> _PROBLEM REQUIREMENTS_: Please copy each line from the entries that contains the string "JSON".

> _MATERIAL PROVIDED_:
━━━━━━

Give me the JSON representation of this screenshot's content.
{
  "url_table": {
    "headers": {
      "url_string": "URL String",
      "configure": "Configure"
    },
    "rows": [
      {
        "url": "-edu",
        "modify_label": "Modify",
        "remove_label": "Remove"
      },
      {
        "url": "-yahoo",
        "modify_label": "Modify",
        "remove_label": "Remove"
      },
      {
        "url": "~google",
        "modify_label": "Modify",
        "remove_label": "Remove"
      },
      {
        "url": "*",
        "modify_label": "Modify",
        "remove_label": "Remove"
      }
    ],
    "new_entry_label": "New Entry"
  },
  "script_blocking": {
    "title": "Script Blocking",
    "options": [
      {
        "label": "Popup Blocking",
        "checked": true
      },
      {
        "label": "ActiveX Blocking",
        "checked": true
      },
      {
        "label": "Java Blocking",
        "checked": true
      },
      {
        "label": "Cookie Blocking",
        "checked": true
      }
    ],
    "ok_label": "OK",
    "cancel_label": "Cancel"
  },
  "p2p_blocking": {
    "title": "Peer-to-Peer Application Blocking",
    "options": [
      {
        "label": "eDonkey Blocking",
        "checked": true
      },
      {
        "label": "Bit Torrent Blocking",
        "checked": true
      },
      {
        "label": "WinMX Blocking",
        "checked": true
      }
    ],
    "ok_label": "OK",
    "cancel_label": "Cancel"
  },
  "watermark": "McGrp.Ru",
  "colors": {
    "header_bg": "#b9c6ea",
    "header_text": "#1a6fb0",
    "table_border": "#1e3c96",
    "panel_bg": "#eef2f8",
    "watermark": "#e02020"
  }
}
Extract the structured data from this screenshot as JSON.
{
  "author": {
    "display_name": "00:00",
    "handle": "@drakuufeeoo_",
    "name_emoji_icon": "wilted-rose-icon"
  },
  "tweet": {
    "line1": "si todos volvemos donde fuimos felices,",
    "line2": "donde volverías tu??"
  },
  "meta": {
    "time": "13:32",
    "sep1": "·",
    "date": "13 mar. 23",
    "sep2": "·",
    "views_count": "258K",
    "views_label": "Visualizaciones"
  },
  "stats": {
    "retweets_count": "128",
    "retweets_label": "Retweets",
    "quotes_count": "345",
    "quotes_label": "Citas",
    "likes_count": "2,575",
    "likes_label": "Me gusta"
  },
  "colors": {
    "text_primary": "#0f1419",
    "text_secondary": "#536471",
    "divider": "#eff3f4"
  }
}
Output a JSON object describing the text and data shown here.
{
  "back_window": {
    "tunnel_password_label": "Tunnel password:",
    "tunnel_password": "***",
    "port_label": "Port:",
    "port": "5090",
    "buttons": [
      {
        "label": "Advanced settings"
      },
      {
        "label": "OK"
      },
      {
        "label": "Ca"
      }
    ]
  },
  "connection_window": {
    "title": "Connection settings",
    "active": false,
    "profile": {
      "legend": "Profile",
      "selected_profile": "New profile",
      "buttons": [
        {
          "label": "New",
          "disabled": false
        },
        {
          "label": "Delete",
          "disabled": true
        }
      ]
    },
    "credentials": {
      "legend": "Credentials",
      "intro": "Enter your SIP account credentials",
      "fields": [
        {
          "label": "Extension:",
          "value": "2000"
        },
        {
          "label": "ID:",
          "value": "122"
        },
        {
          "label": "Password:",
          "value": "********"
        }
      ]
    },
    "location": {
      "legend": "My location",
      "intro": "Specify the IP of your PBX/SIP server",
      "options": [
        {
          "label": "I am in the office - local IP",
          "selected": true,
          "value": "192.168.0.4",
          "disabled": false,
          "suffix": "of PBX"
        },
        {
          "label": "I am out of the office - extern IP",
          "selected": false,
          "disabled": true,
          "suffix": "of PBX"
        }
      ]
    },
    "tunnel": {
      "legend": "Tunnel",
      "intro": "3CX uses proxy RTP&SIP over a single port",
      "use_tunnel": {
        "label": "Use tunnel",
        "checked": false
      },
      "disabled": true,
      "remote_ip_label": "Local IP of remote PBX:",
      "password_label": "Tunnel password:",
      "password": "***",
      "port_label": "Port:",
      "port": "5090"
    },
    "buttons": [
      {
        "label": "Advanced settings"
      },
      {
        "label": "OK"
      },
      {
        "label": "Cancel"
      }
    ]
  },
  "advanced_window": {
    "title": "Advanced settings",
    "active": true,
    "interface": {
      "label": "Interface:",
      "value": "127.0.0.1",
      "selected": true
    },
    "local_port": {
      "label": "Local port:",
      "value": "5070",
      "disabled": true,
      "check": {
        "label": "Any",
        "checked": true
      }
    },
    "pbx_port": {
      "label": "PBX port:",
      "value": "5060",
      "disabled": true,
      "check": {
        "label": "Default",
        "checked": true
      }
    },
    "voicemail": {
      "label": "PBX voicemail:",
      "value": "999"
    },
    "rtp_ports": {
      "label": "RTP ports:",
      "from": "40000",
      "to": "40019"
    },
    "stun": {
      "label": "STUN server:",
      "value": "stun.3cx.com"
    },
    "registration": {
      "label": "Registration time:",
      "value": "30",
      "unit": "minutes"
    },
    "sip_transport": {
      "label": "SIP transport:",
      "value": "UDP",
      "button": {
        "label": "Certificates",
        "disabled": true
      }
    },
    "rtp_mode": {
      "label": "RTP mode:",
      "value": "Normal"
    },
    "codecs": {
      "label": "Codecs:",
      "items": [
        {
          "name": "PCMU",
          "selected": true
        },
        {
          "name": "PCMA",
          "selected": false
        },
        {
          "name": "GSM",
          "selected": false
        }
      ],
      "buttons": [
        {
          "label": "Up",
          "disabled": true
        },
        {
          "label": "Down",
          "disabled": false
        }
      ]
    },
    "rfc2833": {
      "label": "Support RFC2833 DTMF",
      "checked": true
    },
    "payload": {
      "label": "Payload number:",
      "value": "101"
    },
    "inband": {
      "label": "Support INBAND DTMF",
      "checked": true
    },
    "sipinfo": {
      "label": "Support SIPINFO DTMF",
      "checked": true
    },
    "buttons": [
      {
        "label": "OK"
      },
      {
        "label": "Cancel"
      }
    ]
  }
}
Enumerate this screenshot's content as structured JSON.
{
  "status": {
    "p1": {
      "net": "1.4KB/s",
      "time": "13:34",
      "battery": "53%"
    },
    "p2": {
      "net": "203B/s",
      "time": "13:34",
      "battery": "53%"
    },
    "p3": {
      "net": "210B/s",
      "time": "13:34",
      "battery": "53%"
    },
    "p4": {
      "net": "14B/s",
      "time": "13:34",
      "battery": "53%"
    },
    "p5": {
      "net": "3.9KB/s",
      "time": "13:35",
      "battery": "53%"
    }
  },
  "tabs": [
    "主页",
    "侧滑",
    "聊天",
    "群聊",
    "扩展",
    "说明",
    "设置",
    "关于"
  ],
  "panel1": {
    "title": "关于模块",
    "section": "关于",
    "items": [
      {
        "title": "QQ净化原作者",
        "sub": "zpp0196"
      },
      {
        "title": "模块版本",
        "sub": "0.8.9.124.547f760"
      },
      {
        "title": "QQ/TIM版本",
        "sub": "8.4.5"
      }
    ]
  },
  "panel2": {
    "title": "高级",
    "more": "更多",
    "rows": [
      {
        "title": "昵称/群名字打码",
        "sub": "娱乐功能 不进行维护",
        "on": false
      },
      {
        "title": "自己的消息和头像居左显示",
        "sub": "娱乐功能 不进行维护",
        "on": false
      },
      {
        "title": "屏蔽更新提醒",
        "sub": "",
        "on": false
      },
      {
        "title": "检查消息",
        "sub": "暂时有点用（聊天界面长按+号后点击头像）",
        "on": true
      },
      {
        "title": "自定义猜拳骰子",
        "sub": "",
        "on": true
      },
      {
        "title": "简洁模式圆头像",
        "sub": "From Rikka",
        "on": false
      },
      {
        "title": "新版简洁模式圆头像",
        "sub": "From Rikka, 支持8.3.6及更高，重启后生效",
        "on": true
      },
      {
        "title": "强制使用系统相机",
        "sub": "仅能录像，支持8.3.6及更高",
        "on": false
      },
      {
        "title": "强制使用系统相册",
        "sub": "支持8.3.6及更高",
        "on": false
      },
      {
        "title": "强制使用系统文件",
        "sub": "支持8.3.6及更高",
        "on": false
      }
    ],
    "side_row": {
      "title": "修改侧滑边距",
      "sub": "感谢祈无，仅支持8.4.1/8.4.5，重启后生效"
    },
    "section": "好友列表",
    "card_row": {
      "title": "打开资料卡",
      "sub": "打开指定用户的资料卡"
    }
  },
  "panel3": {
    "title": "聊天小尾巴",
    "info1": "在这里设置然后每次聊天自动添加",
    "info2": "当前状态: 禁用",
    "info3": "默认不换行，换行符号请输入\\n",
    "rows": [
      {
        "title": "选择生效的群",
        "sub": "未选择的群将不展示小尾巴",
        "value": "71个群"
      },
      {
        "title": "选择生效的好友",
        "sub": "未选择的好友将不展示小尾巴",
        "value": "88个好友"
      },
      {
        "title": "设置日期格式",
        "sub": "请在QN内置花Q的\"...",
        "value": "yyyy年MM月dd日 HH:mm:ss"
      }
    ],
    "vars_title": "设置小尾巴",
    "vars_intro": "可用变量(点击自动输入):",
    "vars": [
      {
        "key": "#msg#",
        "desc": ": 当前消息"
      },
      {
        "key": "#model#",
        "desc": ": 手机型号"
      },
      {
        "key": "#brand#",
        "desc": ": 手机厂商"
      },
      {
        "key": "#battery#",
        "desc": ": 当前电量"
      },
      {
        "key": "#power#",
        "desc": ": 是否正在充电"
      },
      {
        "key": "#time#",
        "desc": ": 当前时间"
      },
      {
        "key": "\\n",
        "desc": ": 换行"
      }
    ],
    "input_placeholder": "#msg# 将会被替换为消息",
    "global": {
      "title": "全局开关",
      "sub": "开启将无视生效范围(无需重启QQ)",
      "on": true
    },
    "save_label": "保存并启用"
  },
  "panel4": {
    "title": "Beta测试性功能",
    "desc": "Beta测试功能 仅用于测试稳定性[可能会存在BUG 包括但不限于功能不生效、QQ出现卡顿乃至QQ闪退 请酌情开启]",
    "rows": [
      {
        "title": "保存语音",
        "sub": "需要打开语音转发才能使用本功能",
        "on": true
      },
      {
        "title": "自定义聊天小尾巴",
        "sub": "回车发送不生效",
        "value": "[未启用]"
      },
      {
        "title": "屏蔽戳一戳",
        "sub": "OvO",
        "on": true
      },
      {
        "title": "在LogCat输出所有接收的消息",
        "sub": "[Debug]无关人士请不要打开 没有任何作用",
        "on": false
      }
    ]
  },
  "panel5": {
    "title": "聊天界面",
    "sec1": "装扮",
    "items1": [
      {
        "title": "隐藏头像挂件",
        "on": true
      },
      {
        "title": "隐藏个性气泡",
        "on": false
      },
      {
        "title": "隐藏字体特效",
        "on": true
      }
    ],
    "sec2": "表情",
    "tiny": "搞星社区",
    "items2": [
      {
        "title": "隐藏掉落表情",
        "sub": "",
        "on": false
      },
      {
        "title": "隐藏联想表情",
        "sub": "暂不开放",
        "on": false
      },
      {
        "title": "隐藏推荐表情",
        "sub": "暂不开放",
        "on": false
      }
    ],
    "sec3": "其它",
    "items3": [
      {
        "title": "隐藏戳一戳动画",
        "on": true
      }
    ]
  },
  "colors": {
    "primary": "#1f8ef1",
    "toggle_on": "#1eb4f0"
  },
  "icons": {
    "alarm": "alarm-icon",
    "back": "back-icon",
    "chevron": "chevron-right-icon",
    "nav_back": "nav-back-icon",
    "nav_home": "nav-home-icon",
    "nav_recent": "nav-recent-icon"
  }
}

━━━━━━

> _ANSWER SPACE_:
Give me the JSON representation of this screenshot's content.
Extract the structured data from this screenshot as JSON.
Output a JSON object describing the text and data shown here.
Enumerate this screenshot's content as structured JSON.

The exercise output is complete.